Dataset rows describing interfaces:
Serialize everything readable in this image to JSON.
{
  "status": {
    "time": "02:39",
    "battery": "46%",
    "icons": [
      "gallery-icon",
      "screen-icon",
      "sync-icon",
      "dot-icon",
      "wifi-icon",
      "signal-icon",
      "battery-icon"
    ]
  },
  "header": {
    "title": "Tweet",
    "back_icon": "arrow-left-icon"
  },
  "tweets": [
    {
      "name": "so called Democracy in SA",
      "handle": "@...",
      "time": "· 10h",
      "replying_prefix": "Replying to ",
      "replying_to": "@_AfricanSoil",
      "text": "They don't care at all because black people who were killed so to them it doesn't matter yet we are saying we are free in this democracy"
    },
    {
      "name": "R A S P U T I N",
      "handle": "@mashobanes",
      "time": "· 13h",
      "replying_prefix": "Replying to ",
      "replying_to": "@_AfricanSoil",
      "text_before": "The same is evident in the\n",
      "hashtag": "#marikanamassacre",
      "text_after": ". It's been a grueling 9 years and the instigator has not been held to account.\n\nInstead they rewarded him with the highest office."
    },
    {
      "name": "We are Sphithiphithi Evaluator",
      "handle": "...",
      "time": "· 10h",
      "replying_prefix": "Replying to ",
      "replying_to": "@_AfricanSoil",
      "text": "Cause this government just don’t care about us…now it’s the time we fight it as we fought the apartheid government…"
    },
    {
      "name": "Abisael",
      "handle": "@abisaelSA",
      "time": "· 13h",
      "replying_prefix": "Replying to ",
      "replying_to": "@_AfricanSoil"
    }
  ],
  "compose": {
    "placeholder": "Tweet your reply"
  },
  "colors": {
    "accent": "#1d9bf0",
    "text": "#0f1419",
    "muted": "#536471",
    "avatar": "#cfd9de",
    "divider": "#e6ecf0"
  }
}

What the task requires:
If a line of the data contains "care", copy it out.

Task solution:
      "text": "They don't care at all because black people who were killed so to them it doesn't matter yet we are saying we are free in this democracy"
      "text": "Cause this government just don’t care about us…now it’s the time we fight it as we fought the apartheid government…"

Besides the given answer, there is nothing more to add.